“Malaysia is a country that does not give full rights to all communities, so people sometimes frown at what I do, but there haven’t been protests outside our factories or anything like that.”

Condoms might once have been something that were covertly bought from machines in pub toilets, but they are now more freely available than ever. Goh and his family are partly responsible for this.

Karex, which recorded revenues of $92 million (€82.2 million) in its last financial year, was responsible for nearly 17 per cent of all the condoms made globally.

Last year it produced about five billion for export to more than 120 countries. It is now looking to ramp that up to seven billion by the end of 2017. Not bad for a company that was only producing three billion a year prior to its listing on the main Malaysian stock exchange in late 2013.

Goh says that while people were once wary of discussing contraception, this has changed, partly as a result of the HIV/Aids crisis, which encouraged a lot more people to not just talk about condoms but also to use them.

“Some 50 per cent of the world’s population is below the age of 25 years so there’s a huge market out there for us,” he says.

However, while the safe sex message might have caught on in some regions, there are others where education is still required, says Goh.

“Research has shown that in Africa, for example, just 25 per cent of people use condoms in sexual intercourse. That really has to be brought up to at least 75 per cent,” he adds.

All about pleasure

Goh says there has been plenty of innovation in condoms in recent years in terms of different shapes, sizes, textures and materials used.

“No one walks into an ice cream parlour and just wants vanilla any more. People want different variations and it is the same with condoms. In mature markets people are no longer as focused on safety, it is all about pleasure.

“In addition, women are now bigger buyers of condoms and they don’t necessarily want the same things as men. Asia, meanwhile, is a huge market for extremely thin condoms,” Goh explains.

As well as producing condoms for the likes of Durex, Karex also has its own brands. Last year, it acquired the UK's largest condom maker, Pasante, for £6 million as its seeks to gain more market share globally.

The acquisition leaves the group in a situation where it is responsible for the production of almost 80 per cent of condoms distributed by the National Health Service, and for a significant number of value condoms produced for the likes of Tesco and Boots.

Men can download a device that lets them measure their length and girth to find the right size and then order condoms through us

Another challenging area has been ecommerce. With easy access to condoms, there has been little demand for them from an online audience. However, Goh has spotted one key area for growth.

“Men come in all shapes and sizes, though, and so now through us online they can buy condoms in the same way that women buy bras. They can download a measuring device that lets them measure their length and girth to find the right size and then order condoms through us.”

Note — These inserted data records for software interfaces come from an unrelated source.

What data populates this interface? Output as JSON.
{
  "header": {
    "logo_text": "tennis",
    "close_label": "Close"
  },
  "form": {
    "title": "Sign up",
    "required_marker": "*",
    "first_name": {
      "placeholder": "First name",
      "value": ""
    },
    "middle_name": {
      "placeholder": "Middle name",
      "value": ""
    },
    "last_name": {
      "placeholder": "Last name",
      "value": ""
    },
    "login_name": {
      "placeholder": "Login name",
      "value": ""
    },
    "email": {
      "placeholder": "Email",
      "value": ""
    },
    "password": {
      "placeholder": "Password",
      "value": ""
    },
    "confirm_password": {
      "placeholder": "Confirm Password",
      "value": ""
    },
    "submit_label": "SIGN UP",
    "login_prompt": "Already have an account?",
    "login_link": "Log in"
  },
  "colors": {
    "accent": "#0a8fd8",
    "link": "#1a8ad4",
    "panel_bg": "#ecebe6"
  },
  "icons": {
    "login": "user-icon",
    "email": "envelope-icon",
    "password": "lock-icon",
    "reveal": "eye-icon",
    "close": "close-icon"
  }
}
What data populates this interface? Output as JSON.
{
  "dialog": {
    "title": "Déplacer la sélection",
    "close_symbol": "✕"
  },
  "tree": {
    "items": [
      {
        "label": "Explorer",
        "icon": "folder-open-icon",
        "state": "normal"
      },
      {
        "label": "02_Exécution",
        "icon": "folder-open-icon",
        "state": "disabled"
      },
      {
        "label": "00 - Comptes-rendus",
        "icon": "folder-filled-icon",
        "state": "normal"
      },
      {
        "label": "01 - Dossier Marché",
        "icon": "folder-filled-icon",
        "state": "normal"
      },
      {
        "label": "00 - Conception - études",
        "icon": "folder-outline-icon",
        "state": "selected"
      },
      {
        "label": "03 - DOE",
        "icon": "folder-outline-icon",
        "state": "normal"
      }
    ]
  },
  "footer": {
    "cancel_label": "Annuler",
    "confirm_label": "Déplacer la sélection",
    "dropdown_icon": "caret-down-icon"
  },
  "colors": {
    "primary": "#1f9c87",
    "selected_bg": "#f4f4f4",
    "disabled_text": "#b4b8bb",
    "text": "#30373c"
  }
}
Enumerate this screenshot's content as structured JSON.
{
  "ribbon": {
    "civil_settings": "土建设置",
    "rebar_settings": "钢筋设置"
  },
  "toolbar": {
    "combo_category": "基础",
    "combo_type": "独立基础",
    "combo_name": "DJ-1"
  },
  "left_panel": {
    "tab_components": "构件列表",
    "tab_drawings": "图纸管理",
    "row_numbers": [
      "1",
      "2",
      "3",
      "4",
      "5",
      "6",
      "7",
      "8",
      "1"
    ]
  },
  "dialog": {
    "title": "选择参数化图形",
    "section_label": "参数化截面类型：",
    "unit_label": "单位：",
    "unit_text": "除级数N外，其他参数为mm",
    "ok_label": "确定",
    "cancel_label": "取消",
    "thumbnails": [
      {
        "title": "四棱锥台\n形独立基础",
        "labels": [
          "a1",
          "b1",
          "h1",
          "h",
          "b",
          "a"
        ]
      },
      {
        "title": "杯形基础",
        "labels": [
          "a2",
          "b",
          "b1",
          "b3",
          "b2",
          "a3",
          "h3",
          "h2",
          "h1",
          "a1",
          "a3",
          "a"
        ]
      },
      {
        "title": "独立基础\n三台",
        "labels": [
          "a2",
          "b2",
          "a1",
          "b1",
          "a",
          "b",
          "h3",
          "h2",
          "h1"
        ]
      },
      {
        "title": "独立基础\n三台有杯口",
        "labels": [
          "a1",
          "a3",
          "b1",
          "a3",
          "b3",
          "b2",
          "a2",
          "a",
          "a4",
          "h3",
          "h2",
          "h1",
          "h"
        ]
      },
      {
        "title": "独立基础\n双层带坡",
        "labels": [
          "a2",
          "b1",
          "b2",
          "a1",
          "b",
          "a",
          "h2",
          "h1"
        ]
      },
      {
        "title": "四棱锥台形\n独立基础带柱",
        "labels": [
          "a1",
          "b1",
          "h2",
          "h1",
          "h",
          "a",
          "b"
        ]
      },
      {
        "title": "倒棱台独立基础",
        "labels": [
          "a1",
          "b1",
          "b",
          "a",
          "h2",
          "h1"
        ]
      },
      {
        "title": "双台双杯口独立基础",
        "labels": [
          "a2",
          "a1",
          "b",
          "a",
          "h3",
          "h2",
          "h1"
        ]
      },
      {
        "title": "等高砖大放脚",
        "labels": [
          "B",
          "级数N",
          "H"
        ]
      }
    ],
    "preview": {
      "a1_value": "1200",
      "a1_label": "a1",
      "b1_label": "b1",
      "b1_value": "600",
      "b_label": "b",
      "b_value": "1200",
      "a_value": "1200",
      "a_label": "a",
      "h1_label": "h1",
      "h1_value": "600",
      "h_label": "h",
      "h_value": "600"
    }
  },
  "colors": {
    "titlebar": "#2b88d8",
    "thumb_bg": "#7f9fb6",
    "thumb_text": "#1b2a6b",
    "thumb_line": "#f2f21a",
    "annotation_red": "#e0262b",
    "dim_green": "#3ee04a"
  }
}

“This works well online partly because men can be more honest about what size they are but also because you can’t usually get irregular sizes offline. We have 66 sizes of custom-fit condoms available but I can’t find a retailer that will stock them all, so online is a good place to sell them.”